LEMOORE, Calif. (KFSN) -- UPDATE: Plans to turn nine acres of vacant, city-owned land in Lemoore into a commercial marijuana business have stalled.
Lemoore city manager Nathan Olson tells Action News the developer withdrew from the location during a meeting Monday night.
Without the developer, planning commissioners and council members were not able to approve the agreement.
Previous story below.
Nine acres of vacant, city-owned land on Lemoore's west side could soon be sold.
If all goes according to the city's plan-the buyer would operate commercial marijuana businesses on the site-including cultivation, manufacturing, distribution, and retail.
"I know people that are saying they will move," said Mark Gleaton. "Sell their homes and move if this happens."

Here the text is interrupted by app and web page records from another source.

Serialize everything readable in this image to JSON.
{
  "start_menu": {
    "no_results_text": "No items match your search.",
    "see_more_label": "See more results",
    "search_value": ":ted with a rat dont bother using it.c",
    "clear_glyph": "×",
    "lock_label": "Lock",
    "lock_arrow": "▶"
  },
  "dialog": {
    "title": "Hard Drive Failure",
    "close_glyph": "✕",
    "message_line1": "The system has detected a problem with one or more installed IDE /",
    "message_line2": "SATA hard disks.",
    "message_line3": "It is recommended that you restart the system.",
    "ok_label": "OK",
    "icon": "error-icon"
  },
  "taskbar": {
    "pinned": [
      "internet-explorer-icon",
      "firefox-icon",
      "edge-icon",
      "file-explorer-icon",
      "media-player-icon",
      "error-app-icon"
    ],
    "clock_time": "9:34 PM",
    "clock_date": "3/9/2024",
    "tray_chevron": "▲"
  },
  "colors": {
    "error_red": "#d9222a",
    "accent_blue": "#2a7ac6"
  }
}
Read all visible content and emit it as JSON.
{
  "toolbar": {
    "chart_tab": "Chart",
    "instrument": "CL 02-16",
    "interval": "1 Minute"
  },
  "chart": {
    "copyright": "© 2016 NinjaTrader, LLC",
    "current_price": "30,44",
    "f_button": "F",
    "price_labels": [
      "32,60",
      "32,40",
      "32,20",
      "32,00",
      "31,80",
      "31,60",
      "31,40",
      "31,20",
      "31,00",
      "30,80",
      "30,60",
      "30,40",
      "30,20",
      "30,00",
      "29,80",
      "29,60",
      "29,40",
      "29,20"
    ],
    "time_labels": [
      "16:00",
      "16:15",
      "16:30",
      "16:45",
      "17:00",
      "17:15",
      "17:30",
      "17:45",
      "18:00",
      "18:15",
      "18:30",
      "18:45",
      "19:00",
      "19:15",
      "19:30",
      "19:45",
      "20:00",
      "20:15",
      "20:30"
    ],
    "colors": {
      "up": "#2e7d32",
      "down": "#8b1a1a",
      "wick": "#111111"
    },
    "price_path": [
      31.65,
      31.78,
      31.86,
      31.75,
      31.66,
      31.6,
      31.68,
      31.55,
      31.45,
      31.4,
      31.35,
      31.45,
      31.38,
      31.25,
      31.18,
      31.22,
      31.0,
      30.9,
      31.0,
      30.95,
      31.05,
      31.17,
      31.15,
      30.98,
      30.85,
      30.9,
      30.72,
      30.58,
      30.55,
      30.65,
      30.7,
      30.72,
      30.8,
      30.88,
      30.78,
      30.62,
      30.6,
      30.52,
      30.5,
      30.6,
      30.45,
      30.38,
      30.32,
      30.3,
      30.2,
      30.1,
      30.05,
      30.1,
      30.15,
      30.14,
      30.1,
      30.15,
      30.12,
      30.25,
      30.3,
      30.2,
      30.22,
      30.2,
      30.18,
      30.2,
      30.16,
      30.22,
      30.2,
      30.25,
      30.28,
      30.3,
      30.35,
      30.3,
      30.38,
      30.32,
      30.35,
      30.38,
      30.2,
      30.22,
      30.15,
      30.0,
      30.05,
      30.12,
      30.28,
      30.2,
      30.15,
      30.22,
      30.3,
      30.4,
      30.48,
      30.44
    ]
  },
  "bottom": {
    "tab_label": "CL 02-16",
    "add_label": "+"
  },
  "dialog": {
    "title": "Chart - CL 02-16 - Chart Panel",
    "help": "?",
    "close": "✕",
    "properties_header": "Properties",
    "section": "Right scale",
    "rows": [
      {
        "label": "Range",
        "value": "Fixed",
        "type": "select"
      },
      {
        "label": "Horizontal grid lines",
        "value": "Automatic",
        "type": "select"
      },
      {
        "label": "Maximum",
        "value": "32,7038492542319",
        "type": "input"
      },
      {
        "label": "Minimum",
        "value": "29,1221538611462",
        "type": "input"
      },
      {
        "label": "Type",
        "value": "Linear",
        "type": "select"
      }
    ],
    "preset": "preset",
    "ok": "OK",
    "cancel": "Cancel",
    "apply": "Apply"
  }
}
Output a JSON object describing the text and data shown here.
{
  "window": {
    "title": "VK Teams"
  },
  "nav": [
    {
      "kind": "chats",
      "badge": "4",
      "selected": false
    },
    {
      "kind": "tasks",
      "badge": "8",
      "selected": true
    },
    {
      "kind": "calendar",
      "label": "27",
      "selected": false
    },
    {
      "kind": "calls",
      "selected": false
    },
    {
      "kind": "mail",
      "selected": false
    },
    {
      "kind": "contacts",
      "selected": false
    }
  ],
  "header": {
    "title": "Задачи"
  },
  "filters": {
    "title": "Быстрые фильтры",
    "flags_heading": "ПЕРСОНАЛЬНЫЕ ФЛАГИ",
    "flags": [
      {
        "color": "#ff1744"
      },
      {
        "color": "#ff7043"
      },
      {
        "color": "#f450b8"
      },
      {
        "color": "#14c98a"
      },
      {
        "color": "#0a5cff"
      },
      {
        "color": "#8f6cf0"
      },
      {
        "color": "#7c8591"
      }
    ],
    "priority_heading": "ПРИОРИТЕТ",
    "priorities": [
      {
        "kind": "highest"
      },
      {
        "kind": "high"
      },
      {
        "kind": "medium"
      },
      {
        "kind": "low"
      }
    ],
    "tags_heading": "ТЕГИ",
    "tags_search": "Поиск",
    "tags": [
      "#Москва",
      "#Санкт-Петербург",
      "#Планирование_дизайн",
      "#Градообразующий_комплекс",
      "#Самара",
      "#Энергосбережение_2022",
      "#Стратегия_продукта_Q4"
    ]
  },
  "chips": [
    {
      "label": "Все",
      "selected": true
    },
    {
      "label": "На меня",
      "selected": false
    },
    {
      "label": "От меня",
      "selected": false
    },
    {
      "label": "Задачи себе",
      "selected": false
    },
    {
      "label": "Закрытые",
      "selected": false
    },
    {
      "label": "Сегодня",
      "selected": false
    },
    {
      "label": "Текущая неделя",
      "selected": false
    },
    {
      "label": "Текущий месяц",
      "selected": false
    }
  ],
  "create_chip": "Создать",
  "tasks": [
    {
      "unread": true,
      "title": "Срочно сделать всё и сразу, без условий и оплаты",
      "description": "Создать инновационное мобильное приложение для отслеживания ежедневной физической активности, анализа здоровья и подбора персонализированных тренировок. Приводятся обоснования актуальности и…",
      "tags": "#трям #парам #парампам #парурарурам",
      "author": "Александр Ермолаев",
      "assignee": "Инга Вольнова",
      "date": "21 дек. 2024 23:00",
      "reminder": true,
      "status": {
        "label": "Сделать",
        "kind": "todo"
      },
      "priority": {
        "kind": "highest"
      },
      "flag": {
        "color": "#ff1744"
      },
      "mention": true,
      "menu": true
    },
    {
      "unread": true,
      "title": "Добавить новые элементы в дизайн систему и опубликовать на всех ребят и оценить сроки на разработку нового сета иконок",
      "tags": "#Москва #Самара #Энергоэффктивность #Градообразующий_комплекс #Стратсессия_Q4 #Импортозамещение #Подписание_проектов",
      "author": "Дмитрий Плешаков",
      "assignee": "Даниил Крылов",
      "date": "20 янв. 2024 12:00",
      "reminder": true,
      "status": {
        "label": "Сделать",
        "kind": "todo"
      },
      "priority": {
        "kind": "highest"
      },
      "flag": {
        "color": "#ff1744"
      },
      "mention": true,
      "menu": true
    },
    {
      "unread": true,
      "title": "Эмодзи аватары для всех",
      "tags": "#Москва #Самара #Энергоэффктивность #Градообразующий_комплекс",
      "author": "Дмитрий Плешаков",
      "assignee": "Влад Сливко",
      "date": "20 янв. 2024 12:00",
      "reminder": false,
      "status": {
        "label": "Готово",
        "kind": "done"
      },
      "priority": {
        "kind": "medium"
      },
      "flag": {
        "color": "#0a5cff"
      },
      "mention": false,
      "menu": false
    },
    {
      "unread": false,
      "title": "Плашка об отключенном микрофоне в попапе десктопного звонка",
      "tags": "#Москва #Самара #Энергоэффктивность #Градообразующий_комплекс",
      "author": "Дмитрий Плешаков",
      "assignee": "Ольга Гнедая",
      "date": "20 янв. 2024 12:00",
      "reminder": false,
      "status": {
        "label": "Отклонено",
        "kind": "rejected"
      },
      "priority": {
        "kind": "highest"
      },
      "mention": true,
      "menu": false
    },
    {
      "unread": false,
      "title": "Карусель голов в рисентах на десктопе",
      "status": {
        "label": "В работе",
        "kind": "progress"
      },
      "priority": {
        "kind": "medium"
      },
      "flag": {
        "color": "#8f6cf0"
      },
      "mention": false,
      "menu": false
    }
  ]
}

Gleaton lives in the neighborhood and opposes the city's plan to sell the land to Valley Pure-a cannabis company that opened the Valley's first recreational dispensary in Woodlake last year.
Gleaton says many of his neighbors hadn't heard of the proposed agreement, but since learning about it, have joined forces with him.
"We're not anti-weed or anti-cannabis," he said. "We're anti-location. We've got houses, we have daycares, we have two neighborhood parks within under 600 feet from this site."
Gleaton worries about more traffic in an already busy area and believes home values could fall.
Lemoore's city manager says this deal would help alleviate some of the city's financial woes, with businesses at the site bringing in hundreds of thousands of dollars in revenue for the city.
"This is a good operator with a proven track record that is solid," Nathan Olson said. "If anything I would argue, it's going to enhance their neighborhood because they're not going to have that bad piece of property anymore, they're going to have something nicely developed with a multimillion-dollar investment made at that corner."
"Many municipalities are welcoming in this cannabis activity because it is a good way to raise funds," said Lemoore resident and former Lemoore Mayor Ray Madrigal. "And I know that the city is in a hole right now, general-fund wise. So I applaud them and I totally support them in trying to do that but I just think there's a better option."
But this is just the first step.
If planning commissioners approve the agreement Monday night, it would still need to be approved by councilmembers.
The developer would also need to apply for general plan amendments and zone changes.
The land is currently tied to parks and recreation.
Lemoore does not have a cannabis tax measure on the books.
If voters were to approve one, Valley Pure would still be subject to the fee structure the city has in place right now.
Monday night's meeting will take place at the city council chambers at 7 p.m.
Lemoore neighbors oppose plan to sell city land to cannabis company